(Working data Opens)

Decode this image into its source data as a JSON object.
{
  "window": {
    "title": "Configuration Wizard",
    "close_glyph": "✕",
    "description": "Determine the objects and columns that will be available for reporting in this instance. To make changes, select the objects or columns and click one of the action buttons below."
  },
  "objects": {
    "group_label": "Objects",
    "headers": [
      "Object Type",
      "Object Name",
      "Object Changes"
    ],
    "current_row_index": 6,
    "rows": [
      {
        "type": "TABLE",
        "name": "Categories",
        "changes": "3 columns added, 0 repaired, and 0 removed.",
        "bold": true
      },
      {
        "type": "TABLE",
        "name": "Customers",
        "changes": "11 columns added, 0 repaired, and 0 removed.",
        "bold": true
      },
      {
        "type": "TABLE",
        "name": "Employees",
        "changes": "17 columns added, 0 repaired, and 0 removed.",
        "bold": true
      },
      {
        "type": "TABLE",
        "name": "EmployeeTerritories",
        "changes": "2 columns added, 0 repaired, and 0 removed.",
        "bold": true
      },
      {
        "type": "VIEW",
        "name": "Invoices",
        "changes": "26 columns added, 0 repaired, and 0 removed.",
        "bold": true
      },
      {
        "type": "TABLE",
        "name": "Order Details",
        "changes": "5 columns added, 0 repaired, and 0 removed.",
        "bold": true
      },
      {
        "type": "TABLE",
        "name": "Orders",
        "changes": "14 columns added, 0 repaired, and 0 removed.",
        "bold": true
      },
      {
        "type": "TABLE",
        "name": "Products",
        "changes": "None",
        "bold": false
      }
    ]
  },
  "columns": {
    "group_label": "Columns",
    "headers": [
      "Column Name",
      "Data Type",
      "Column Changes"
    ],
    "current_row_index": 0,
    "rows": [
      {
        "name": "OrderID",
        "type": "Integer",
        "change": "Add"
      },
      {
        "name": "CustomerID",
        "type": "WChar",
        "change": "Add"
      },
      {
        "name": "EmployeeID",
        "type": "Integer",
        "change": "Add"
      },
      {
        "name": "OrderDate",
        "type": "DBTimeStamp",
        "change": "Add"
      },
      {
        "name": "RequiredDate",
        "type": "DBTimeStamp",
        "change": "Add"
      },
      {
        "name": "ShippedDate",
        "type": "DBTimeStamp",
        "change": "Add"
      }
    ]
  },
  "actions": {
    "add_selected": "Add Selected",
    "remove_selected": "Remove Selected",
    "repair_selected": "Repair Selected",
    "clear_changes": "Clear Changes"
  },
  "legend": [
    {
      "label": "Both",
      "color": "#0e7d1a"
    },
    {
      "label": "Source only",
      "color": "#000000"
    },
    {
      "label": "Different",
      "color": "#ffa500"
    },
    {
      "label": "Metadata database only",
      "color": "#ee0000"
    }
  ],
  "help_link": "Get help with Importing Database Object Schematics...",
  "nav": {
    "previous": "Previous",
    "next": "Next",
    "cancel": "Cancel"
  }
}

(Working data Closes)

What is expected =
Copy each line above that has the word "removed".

Solution for this problem =
        "changes": "3 columns added, 0 repaired, and 0 removed.",
        "changes": "11 columns added, 0 repaired, and 0 removed.",
        "changes": "17 columns added, 0 repaired, and 0 removed.",
        "changes": "2 columns added, 0 repaired, and 0 removed.",
        "changes": "26 columns added, 0 repaired, and 0 removed.",
        "changes": "5 columns added, 0 repaired, and 0 removed.",
        "changes": "14 columns added, 0 repaired, and 0 removed.",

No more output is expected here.